“One of the great windfalls of my academic career was starting out on the same college faculty as Paul Shepard. When I landed at Knox College in 1961, it soon became evident that a gentle, soft-spoken biologist was not only regarded as the leading scholar on the faculty, but that his ideas had made a noticeable impact on his colleagues. They were all aware, for example, of the prime significance of “ecology,” a study with, at that time, no standing or general recognition whatsoever in the public at large. His scientific interests reached into so many other disciplines–art, history, philosophy, anthropology–that he was, for a liberal arts faculty, an ideal colleague. As my own intellectual and research interests developed, Paul Shepard’s wide-ranging model, which ignored traditional disciplinary boundaries, proved an inspiration, and touching base with him from time to time became a source of stimulation and encouragement.” —Douglas L. Wilson

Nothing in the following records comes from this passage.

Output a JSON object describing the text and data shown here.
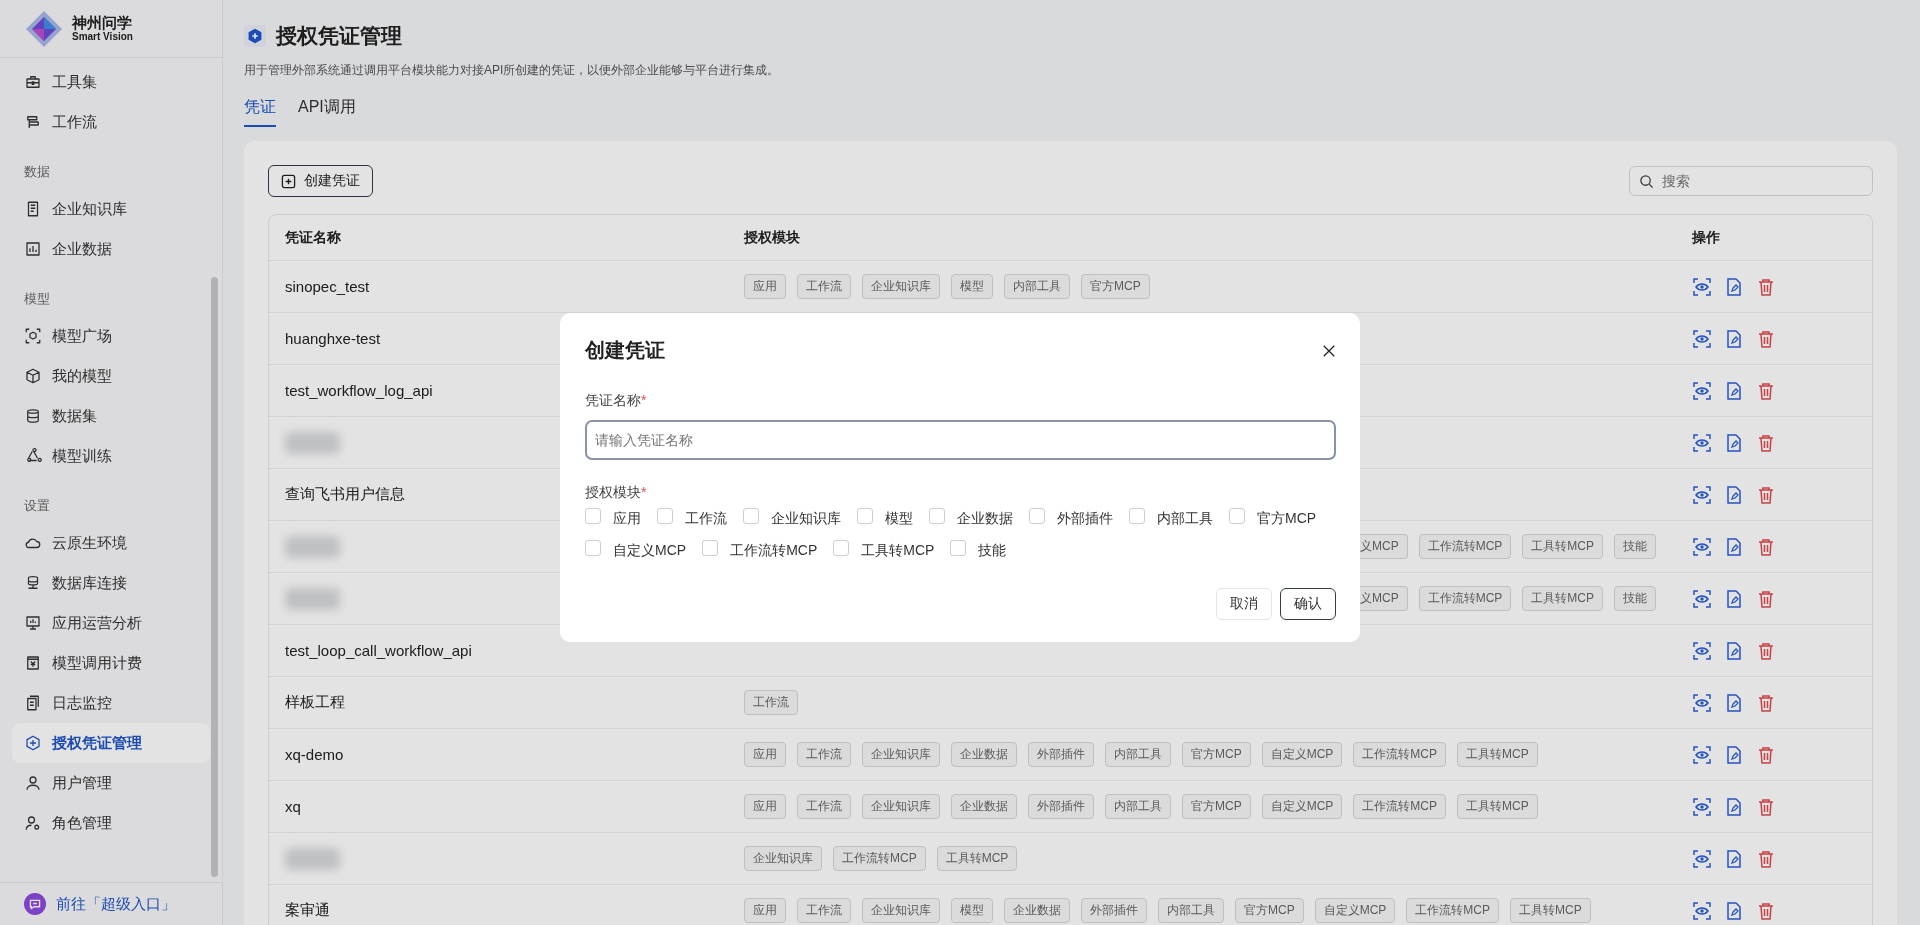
{
  "sidebar": {
    "logo": {
      "name": "神州问学",
      "subtitle": "Smart Vision"
    },
    "groups": [
      {
        "items": [
          {
            "label": "工具集",
            "selected": false
          },
          {
            "label": "工作流",
            "selected": false
          }
        ]
      },
      {
        "label": "数据",
        "items": [
          {
            "label": "企业知识库",
            "selected": false
          },
          {
            "label": "企业数据",
            "selected": false
          }
        ]
      },
      {
        "label": "模型",
        "items": [
          {
            "label": "模型广场",
            "selected": false
          },
          {
            "label": "我的模型",
            "selected": false
          },
          {
            "label": "数据集",
            "selected": false
          },
          {
            "label": "模型训练",
            "selected": false
          }
        ]
      },
      {
        "label": "设置",
        "items": [
          {
            "label": "云原生环境",
            "selected": false
          },
          {
            "label": "数据库连接",
            "selected": false
          },
          {
            "label": "应用运营分析",
            "selected": false
          },
          {
            "label": "模型调用计费",
            "selected": false
          },
          {
            "label": "日志监控",
            "selected": false
          },
          {
            "label": "授权凭证管理",
            "selected": true
          },
          {
            "label": "用户管理",
            "selected": false
          },
          {
            "label": "角色管理",
            "selected": false
          }
        ]
      }
    ],
    "footer_link": "前往「超级入口」"
  },
  "page": {
    "title": "授权凭证管理",
    "description": "用于管理外部系统通过调用平台模块能力对接API所创建的凭证，以便外部企业能够与平台进行集成。",
    "tabs": [
      {
        "label": "凭证",
        "selected": true
      },
      {
        "label": "API调用",
        "selected": false
      }
    ]
  },
  "toolbar": {
    "create_button": "创建凭证",
    "search": {
      "placeholder": "搜索"
    }
  },
  "table": {
    "columns": [
      "凭证名称",
      "授权模块",
      "操作"
    ],
    "rows": [
      {
        "name": "sinopec_test",
        "modules": [
          "应用",
          "工作流",
          "企业知识库",
          "模型",
          "内部工具",
          "官方MCP"
        ]
      },
      {
        "name": "huanghxe-test"
      },
      {
        "name": "test_workflow_log_api"
      },
      {
        "redacted": true
      },
      {
        "name": "查询飞书用户信息"
      },
      {
        "redacted": true,
        "covered": true,
        "modules": [
          "义MCP",
          "工作流转MCP",
          "工具转MCP",
          "技能"
        ]
      },
      {
        "redacted": true,
        "covered": true,
        "modules": [
          "义MCP",
          "工作流转MCP",
          "工具转MCP",
          "技能"
        ]
      },
      {
        "name": "test_loop_call_workflow_api"
      },
      {
        "name": "样板工程",
        "modules": [
          "工作流"
        ]
      },
      {
        "name": "xq-demo",
        "modules": [
          "应用",
          "工作流",
          "企业知识库",
          "企业数据",
          "外部插件",
          "内部工具",
          "官方MCP",
          "自定义MCP",
          "工作流转MCP",
          "工具转MCP"
        ]
      },
      {
        "name": "xq",
        "modules": [
          "应用",
          "工作流",
          "企业知识库",
          "企业数据",
          "外部插件",
          "内部工具",
          "官方MCP",
          "自定义MCP",
          "工作流转MCP",
          "工具转MCP"
        ]
      },
      {
        "redacted": true,
        "modules": [
          "企业知识库",
          "工作流转MCP",
          "工具转MCP"
        ]
      },
      {
        "name": "案审通",
        "modules": [
          "应用",
          "工作流",
          "企业知识库",
          "模型",
          "企业数据",
          "外部插件",
          "内部工具",
          "官方MCP",
          "自定义MCP",
          "工作流转MCP",
          "工具转MCP"
        ]
      }
    ]
  },
  "dialog": {
    "title": "创建凭证",
    "name_field": {
      "label": "凭证名称",
      "mark": "*",
      "placeholder": "请输入凭证名称"
    },
    "modules_field": {
      "label": "授权模块",
      "mark": "*",
      "options": [
        {
          "label": "应用",
          "checked": false
        },
        {
          "label": "工作流",
          "checked": false
        },
        {
          "label": "企业知识库",
          "checked": false
        },
        {
          "label": "模型",
          "checked": false
        },
        {
          "label": "企业数据",
          "checked": false
        },
        {
          "label": "外部插件",
          "checked": false
        },
        {
          "label": "内部工具",
          "checked": false
        },
        {
          "label": "官方MCP",
          "checked": false
        },
        {
          "label": "自定义MCP",
          "checked": false
        },
        {
          "label": "工作流转MCP",
          "checked": false
        },
        {
          "label": "工具转MCP",
          "checked": false
        },
        {
          "label": "技能",
          "checked": false
        }
      ]
    },
    "buttons": {
      "cancel": "取消",
      "confirm": "确认"
    }
  }
}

“On a dry autumn evening on the forty-ninth day after Paul died, I walked out of our cabin into a sea of smoke settling into the Bondurant Basin from a fire on Grey’s River. I plucked dried sprigs of sage as I made my way to the top of Clark Butte where, on a sandstone outcrop in the lee of a pine, defying the mandate of the forest service, I built a tiny fire that I fed twig by twig until the sun had set and the stars began to show. As the smoke spiraled into the haze, I thought of Paul rising with it freeing himself from earthly constraints, dispersing into and joining the forces of the Earth. I felt lighter as I descended Clark Butte that evening….” —Florence Shepard [See: “Paul Shepard: Thinking Animal & Tender Carnivore” from Wild Duck Review.]
“Rhythmic music and dance are essential to Paleolithic cultures and their sacramental relationship with nature, Shepard writes. Writing has its own music and incorporates its own dance. In The Others, he admits that “I am leery of my own enthusiasm for writing,” asking, “Is our relationship to animals essentially a branch of nature writing?” But he also saw it as part of the human journey. “The human mind came into existence tracking, which for us creates a land of named places and fosters narration, the tale of adventure.” —William Severini Kowinski [See: “The Ecology of Maturity”from Wild Duck Review.]
“Basically, I’m a musician trained under Western canons of expectation. Much later in life, when I began to look at our musical roots I found absolutely nothing that even suggested anything symbiotic with or connected to actual sound textures found in the natural environment. We’re simply ignorant about our roots. To make a paradigm shift of the sort Paul Shepard, Jack Turner, and others suggest, requires a type of modesty and intellectual honesty unusual in academic circles.” —Bernie Krause [See: “An Interview with Bernie Krause” from Wild Duck Review.]
“I owe everything to Paul Shepard. Without his early support of my work I could have gone no further. Shepard’s work drew together the research of ethologists such as Konrad Lorenz and Tinbergen, together with the findings of the best anthropologists. Furthermore, making use of his conclusions from the “Man The Hunter Conference” in 1966, he clarified the crucial role of the hunter and forager in human development.” —Dolores La Chapelle [See: “A Very Personal Tribute to Paul Shepard” from Wild Duck Review.]